## [Records provided]
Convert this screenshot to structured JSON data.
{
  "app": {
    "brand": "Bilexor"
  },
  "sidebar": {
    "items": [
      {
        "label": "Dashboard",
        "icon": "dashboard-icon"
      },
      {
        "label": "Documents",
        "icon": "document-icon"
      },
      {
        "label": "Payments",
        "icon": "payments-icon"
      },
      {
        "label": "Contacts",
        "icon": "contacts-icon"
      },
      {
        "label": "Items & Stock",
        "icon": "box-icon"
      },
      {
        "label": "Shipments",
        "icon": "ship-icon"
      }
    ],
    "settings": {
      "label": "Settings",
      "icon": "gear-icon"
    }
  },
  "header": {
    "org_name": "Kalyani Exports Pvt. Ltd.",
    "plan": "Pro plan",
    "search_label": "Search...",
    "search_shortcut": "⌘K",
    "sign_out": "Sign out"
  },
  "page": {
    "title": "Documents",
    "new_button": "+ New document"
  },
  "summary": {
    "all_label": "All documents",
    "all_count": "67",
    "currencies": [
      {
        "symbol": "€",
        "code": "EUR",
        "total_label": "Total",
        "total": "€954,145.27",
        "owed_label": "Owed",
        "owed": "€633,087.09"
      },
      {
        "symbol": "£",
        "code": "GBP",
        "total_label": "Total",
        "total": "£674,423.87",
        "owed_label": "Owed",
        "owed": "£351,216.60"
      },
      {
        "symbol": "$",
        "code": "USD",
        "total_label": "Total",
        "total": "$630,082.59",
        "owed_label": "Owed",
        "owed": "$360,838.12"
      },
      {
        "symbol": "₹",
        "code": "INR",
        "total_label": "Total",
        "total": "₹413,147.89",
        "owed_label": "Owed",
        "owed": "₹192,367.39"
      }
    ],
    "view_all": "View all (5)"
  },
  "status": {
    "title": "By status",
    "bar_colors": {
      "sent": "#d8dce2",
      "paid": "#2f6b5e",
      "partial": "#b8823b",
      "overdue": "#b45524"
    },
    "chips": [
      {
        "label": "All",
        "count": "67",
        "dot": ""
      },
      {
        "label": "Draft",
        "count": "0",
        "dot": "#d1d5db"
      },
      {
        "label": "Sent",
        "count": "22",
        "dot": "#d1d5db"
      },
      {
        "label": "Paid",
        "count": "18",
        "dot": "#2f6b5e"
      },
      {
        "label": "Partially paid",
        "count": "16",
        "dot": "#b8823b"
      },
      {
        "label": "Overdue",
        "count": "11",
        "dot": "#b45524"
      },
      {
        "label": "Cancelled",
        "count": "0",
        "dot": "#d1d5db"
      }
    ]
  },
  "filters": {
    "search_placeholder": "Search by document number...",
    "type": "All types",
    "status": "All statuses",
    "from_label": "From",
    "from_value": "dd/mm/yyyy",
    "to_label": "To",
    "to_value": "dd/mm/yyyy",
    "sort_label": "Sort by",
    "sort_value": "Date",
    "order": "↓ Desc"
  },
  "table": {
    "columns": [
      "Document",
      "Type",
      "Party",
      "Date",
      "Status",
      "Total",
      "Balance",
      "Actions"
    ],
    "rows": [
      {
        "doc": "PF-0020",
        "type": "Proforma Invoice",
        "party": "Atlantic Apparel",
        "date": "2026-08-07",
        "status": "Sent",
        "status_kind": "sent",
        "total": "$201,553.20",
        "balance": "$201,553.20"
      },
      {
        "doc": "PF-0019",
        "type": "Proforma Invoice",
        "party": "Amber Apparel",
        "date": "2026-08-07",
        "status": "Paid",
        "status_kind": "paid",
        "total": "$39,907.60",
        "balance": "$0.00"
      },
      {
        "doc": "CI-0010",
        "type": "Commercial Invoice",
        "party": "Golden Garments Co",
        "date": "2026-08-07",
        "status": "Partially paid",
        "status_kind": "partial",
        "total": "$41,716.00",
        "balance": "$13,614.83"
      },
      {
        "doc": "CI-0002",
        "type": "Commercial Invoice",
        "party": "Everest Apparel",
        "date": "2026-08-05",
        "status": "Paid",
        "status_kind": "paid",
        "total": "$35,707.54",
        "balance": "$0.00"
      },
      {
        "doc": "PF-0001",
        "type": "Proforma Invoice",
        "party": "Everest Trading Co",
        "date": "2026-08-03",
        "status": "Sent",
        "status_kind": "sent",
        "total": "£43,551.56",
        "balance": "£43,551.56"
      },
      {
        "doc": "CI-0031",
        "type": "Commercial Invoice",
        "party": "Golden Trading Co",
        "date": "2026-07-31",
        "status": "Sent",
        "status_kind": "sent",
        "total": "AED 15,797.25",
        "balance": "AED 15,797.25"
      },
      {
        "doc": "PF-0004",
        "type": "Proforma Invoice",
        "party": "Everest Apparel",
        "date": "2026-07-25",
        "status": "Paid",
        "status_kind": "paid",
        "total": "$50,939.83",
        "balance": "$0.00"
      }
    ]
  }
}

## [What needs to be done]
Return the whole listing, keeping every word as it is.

## [Response]
Convert this screenshot to structured JSON data.
{
  "app": {
    "brand": "Bilexor"
  },
  "sidebar": {
    "items": [
      {
        "label": "Dashboard",
        "icon": "dashboard-icon"
      },
      {
        "label": "Documents",
        "icon": "document-icon"
      },
      {
        "label": "Payments",
        "icon": "payments-icon"
      },
      {
        "label": "Contacts",
        "icon": "contacts-icon"
      },
      {
        "label": "Items & Stock",
        "icon": "box-icon"
      },
      {
        "label": "Shipments",
        "icon": "ship-icon"
      }
    ],
    "settings": {
      "label": "Settings",
      "icon": "gear-icon"
    }
  },
  "header": {
    "org_name": "Kalyani Exports Pvt. Ltd.",
    "plan": "Pro plan",
    "search_label": "Search...",
    "search_shortcut": "⌘K",
    "sign_out": "Sign out"
  },
  "page": {
    "title": "Documents",
    "new_button": "+ New document"
  },
  "summary": {
    "all_label": "All documents",
    "all_count": "67",
    "currencies": [
      {
        "symbol": "€",
        "code": "EUR",
        "total_label": "Total",
        "total": "€954,145.27",
        "owed_label": "Owed",
        "owed": "€633,087.09"
      },
      {
        "symbol": "£",
        "code": "GBP",
        "total_label": "Total",
        "total": "£674,423.87",
        "owed_label": "Owed",
        "owed": "£351,216.60"
      },
      {
        "symbol": "$",
        "code": "USD",
        "total_label": "Total",
        "total": "$630,082.59",
        "owed_label": "Owed",
        "owed": "$360,838.12"
      },
      {
        "symbol": "₹",
        "code": "INR",
        "total_label": "Total",
        "total": "₹413,147.89",
        "owed_label": "Owed",
        "owed": "₹192,367.39"
      }
    ],
    "view_all": "View all (5)"
  },
  "status": {
    "title": "By status",
    "bar_colors": {
      "sent": "#d8dce2",
      "paid": "#2f6b5e",
      "partial": "#b8823b",
      "overdue": "#b45524"
    },
    "chips": [
      {
        "label": "All",
        "count": "67",
        "dot": ""
      },
      {
        "label": "Draft",
        "count": "0",
        "dot": "#d1d5db"
      },
      {
        "label": "Sent",
        "count": "22",
        "dot": "#d1d5db"
      },
      {
        "label": "Paid",
        "count": "18",
        "dot": "#2f6b5e"
      },
      {
        "label": "Partially paid",
        "count": "16",
        "dot": "#b8823b"
      },
      {
        "label": "Overdue",
        "count": "11",
        "dot": "#b45524"
      },
      {
        "label": "Cancelled",
        "count": "0",
        "dot": "#d1d5db"
      }
    ]
  },
  "filters": {
    "search_placeholder": "Search by document number...",
    "type": "All types",
    "status": "All statuses",
    "from_label": "From",
    "from_value": "dd/mm/yyyy",
    "to_label": "To",
    "to_value": "dd/mm/yyyy",
    "sort_label": "Sort by",
    "sort_value": "Date",
    "order": "↓ Desc"
  },
  "table": {
    "columns": [
      "Document",
      "Type",
      "Party",
      "Date",
      "Status",
      "Total",
      "Balance",
      "Actions"
    ],
    "rows": [
      {
        "doc": "PF-0020",
        "type": "Proforma Invoice",
        "party": "Atlantic Apparel",
        "date": "2026-08-07",
        "status": "Sent",
        "status_kind": "sent",
        "total": "$201,553.20",
        "balance": "$201,553.20"
      },
      {
        "doc": "PF-0019",
        "type": "Proforma Invoice",
        "party": "Amber Apparel",
        "date": "2026-08-07",
        "status": "Paid",
        "status_kind": "paid",
        "total": "$39,907.60",
        "balance": "$0.00"
      },
      {
        "doc": "CI-0010",
        "type": "Commercial Invoice",
        "party": "Golden Garments Co",
        "date": "2026-08-07",
        "status": "Partially paid",
        "status_kind": "partial",
        "total": "$41,716.00",
        "balance": "$13,614.83"
      },
      {
        "doc": "CI-0002",
        "type": "Commercial Invoice",
        "party": "Everest Apparel",
        "date": "2026-08-05",
        "status": "Paid",
        "status_kind": "paid",
        "total": "$35,707.54",
        "balance": "$0.00"
      },
      {
        "doc": "PF-0001",
        "type": "Proforma Invoice",
        "party": "Everest Trading Co",
        "date": "2026-08-03",
        "status": "Sent",
        "status_kind": "sent",
        "total": "£43,551.56",
        "balance": "£43,551.56"
      },
      {
        "doc": "CI-0031",
        "type": "Commercial Invoice",
        "party": "Golden Trading Co",
        "date": "2026-07-31",
        "status": "Sent",
        "status_kind": "sent",
        "total": "AED 15,797.25",
        "balance": "AED 15,797.25"
      },
      {
        "doc": "PF-0004",
        "type": "Proforma Invoice",
        "party": "Everest Apparel",
        "date": "2026-07-25",
        "status": "Paid",
        "status_kind": "paid",
        "total": "$50,939.83",
        "balance": "$0.00"
      }
    ]
  }
}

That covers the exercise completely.